Because the pictures are not wanted, give back only the exact text of every entry below.

◆ ◆ ◆ ◆ ◆

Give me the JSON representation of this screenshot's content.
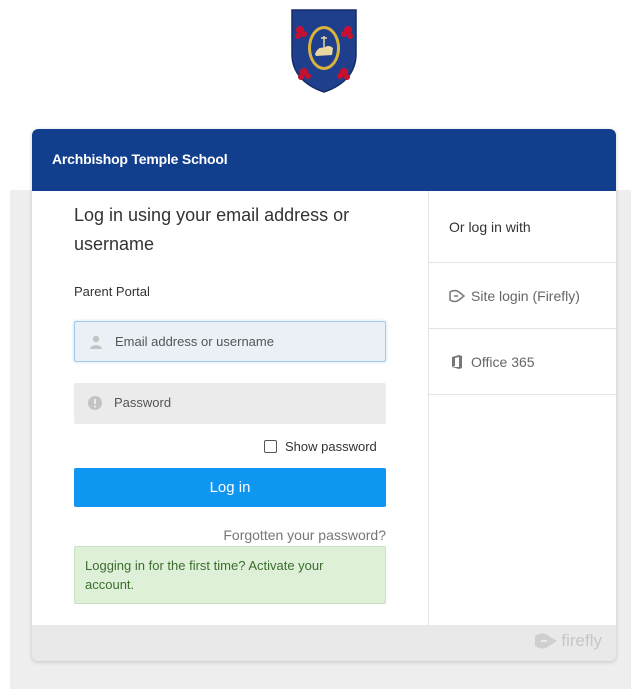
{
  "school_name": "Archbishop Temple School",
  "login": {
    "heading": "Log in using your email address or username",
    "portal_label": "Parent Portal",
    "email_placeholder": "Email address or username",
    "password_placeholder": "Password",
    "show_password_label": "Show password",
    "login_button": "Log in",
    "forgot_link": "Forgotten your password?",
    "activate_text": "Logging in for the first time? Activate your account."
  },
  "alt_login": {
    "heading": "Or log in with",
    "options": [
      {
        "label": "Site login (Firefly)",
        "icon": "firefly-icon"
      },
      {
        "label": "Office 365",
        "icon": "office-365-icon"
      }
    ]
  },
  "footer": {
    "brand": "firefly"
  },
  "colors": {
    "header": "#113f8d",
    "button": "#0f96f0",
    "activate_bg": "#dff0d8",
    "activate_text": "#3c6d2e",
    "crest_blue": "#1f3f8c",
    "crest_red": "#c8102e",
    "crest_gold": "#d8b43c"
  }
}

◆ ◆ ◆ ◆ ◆

_Finished exercise:_
Give me the JSON representation of this screenshot's content.
{
  "school_name": "Archbishop Temple School",
  "login": {
    "heading": "Log in using your email address or username",
    "portal_label": "Parent Portal",
    "email_placeholder": "Email address or username",
    "password_placeholder": "Password",
    "show_password_label": "Show password",
    "login_button": "Log in",
    "forgot_link": "Forgotten your password?",
    "activate_text": "Logging in for the first time? Activate your account."
  },
  "alt_login": {
    "heading": "Or log in with",
    "options": [
      {
        "label": "Site login (Firefly)",
        "icon": "firefly-icon"
      },
      {
        "label": "Office 365",
        "icon": "office-365-icon"
      }
    ]
  },
  "footer": {
    "brand": "firefly"
  },
  "colors": {
    "header": "#113f8d",
    "button": "#0f96f0",
    "activate_bg": "#dff0d8",
    "activate_text": "#3c6d2e",
    "crest_blue": "#1f3f8c",
    "crest_red": "#c8102e",
    "crest_gold": "#d8b43c"
  }
}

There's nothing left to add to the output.